- Required action
Repeat the entries below in full, with every character unchanged.

Items from a dataset:
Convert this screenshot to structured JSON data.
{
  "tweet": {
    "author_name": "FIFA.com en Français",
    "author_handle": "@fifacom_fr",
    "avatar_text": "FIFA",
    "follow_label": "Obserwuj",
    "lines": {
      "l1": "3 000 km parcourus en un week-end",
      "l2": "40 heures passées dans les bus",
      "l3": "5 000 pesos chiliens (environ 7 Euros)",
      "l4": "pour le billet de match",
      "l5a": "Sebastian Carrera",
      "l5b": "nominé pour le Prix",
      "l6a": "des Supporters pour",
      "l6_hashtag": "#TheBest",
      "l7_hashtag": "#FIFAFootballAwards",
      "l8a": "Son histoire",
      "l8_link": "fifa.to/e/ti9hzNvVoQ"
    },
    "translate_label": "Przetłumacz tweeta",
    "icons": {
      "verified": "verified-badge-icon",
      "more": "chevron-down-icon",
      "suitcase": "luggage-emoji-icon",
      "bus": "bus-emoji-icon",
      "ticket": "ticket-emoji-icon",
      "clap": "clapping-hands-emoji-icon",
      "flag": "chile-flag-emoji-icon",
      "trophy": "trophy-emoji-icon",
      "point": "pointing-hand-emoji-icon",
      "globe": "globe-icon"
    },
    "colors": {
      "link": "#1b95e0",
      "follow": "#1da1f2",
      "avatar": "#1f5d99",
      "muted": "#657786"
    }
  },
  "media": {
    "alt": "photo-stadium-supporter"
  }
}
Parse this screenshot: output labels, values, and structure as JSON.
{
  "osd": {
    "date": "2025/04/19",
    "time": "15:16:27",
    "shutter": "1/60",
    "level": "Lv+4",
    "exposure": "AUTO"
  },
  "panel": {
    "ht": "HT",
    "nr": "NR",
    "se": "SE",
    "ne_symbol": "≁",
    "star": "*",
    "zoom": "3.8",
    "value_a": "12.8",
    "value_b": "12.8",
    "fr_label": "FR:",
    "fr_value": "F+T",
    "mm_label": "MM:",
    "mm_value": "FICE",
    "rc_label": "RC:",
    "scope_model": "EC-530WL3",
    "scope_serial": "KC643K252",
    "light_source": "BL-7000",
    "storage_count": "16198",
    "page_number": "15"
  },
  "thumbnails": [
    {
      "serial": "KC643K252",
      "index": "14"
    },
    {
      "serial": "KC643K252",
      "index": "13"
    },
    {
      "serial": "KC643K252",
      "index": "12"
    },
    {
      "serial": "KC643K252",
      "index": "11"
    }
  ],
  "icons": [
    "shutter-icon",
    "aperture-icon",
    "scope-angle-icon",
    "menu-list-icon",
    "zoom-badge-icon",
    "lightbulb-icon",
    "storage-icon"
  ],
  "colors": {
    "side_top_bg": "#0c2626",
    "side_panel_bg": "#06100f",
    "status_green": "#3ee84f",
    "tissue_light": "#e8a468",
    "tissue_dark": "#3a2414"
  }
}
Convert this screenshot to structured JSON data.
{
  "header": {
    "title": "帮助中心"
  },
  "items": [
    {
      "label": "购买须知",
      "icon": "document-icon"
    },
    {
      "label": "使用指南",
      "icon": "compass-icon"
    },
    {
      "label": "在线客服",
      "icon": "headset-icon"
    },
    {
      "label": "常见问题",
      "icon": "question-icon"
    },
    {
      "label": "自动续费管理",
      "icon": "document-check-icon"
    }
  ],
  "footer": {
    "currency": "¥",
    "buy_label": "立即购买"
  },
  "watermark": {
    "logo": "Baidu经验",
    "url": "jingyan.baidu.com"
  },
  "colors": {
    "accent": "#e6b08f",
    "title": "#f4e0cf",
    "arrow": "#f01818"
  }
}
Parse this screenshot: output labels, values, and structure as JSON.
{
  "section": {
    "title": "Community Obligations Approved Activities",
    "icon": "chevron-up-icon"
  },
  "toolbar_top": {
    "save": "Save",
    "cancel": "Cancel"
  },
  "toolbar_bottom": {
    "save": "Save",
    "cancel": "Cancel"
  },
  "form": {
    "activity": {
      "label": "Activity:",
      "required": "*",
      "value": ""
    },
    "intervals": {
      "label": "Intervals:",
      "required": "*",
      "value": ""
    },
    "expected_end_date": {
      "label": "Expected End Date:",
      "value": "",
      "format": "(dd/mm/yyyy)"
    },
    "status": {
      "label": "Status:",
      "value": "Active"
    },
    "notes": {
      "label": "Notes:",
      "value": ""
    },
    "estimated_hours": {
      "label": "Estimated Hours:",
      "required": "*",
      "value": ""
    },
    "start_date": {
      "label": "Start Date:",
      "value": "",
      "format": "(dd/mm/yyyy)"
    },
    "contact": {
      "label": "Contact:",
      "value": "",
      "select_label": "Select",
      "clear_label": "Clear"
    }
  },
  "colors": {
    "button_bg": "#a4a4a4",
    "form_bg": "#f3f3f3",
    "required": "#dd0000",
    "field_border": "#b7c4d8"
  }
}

- Written answer
Convert this screenshot to structured JSON data.
{
  "tweet": {
    "author_name": "FIFA.com en Français",
    "author_handle": "@fifacom_fr",
    "avatar_text": "FIFA",
    "follow_label": "Obserwuj",
    "lines": {
      "l1": "3 000 km parcourus en un week-end",
      "l2": "40 heures passées dans les bus",
      "l3": "5 000 pesos chiliens (environ 7 Euros)",
      "l4": "pour le billet de match",
      "l5a": "Sebastian Carrera",
      "l5b": "nominé pour le Prix",
      "l6a": "des Supporters pour",
      "l6_hashtag": "#TheBest",
      "l7_hashtag": "#FIFAFootballAwards",
      "l8a": "Son histoire",
      "l8_link": "fifa.to/e/ti9hzNvVoQ"
    },
    "translate_label": "Przetłumacz tweeta",
    "icons": {
      "verified": "verified-badge-icon",
      "more": "chevron-down-icon",
      "suitcase": "luggage-emoji-icon",
      "bus": "bus-emoji-icon",
      "ticket": "ticket-emoji-icon",
      "clap": "clapping-hands-emoji-icon",
      "flag": "chile-flag-emoji-icon",
      "trophy": "trophy-emoji-icon",
      "point": "pointing-hand-emoji-icon",
      "globe": "globe-icon"
    },
    "colors": {
      "link": "#1b95e0",
      "follow": "#1da1f2",
      "avatar": "#1f5d99",
      "muted": "#657786"
    }
  },
  "media": {
    "alt": "photo-stadium-supporter"
  }
}
Parse this screenshot: output labels, values, and structure as JSON.
{
  "osd": {
    "date": "2025/04/19",
    "time": "15:16:27",
    "shutter": "1/60",
    "level": "Lv+4",
    "exposure": "AUTO"
  },
  "panel": {
    "ht": "HT",
    "nr": "NR",
    "se": "SE",
    "ne_symbol": "≁",
    "star": "*",
    "zoom": "3.8",
    "value_a": "12.8",
    "value_b": "12.8",
    "fr_label": "FR:",
    "fr_value": "F+T",
    "mm_label": "MM:",
    "mm_value": "FICE",
    "rc_label": "RC:",
    "scope_model": "EC-530WL3",
    "scope_serial": "KC643K252",
    "light_source": "BL-7000",
    "storage_count": "16198",
    "page_number": "15"
  },
  "thumbnails": [
    {
      "serial": "KC643K252",
      "index": "14"
    },
    {
      "serial": "KC643K252",
      "index": "13"
    },
    {
      "serial": "KC643K252",
      "index": "12"
    },
    {
      "serial": "KC643K252",
      "index": "11"
    }
  ],
  "icons": [
    "shutter-icon",
    "aperture-icon",
    "scope-angle-icon",
    "menu-list-icon",
    "zoom-badge-icon",
    "lightbulb-icon",
    "storage-icon"
  ],
  "colors": {
    "side_top_bg": "#0c2626",
    "side_panel_bg": "#06100f",
    "status_green": "#3ee84f",
    "tissue_light": "#e8a468",
    "tissue_dark": "#3a2414"
  }
}
Convert this screenshot to structured JSON data.
{
  "header": {
    "title": "帮助中心"
  },
  "items": [
    {
      "label": "购买须知",
      "icon": "document-icon"
    },
    {
      "label": "使用指南",
      "icon": "compass-icon"
    },
    {
      "label": "在线客服",
      "icon": "headset-icon"
    },
    {
      "label": "常见问题",
      "icon": "question-icon"
    },
    {
      "label": "自动续费管理",
      "icon": "document-check-icon"
    }
  ],
  "footer": {
    "currency": "¥",
    "buy_label": "立即购买"
  },
  "watermark": {
    "logo": "Baidu经验",
    "url": "jingyan.baidu.com"
  },
  "colors": {
    "accent": "#e6b08f",
    "title": "#f4e0cf",
    "arrow": "#f01818"
  }
}
Parse this screenshot: output labels, values, and structure as JSON.
{
  "section": {
    "title": "Community Obligations Approved Activities",
    "icon": "chevron-up-icon"
  },
  "toolbar_top": {
    "save": "Save",
    "cancel": "Cancel"
  },
  "toolbar_bottom": {
    "save": "Save",
    "cancel": "Cancel"
  },
  "form": {
    "activity": {
      "label": "Activity:",
      "required": "*",
      "value": ""
    },
    "intervals": {
      "label": "Intervals:",
      "required": "*",
      "value": ""
    },
    "expected_end_date": {
      "label": "Expected End Date:",
      "value": "",
      "format": "(dd/mm/yyyy)"
    },
    "status": {
      "label": "Status:",
      "value": "Active"
    },
    "notes": {
      "label": "Notes:",
      "value": ""
    },
    "estimated_hours": {
      "label": "Estimated Hours:",
      "required": "*",
      "value": ""
    },
    "start_date": {
      "label": "Start Date:",
      "value": "",
      "format": "(dd/mm/yyyy)"
    },
    "contact": {
      "label": "Contact:",
      "value": "",
      "select_label": "Select",
      "clear_label": "Clear"
    }
  },
  "colors": {
    "button_bg": "#a4a4a4",
    "form_bg": "#f3f3f3",
    "required": "#dd0000",
    "field_border": "#b7c4d8"
  }
}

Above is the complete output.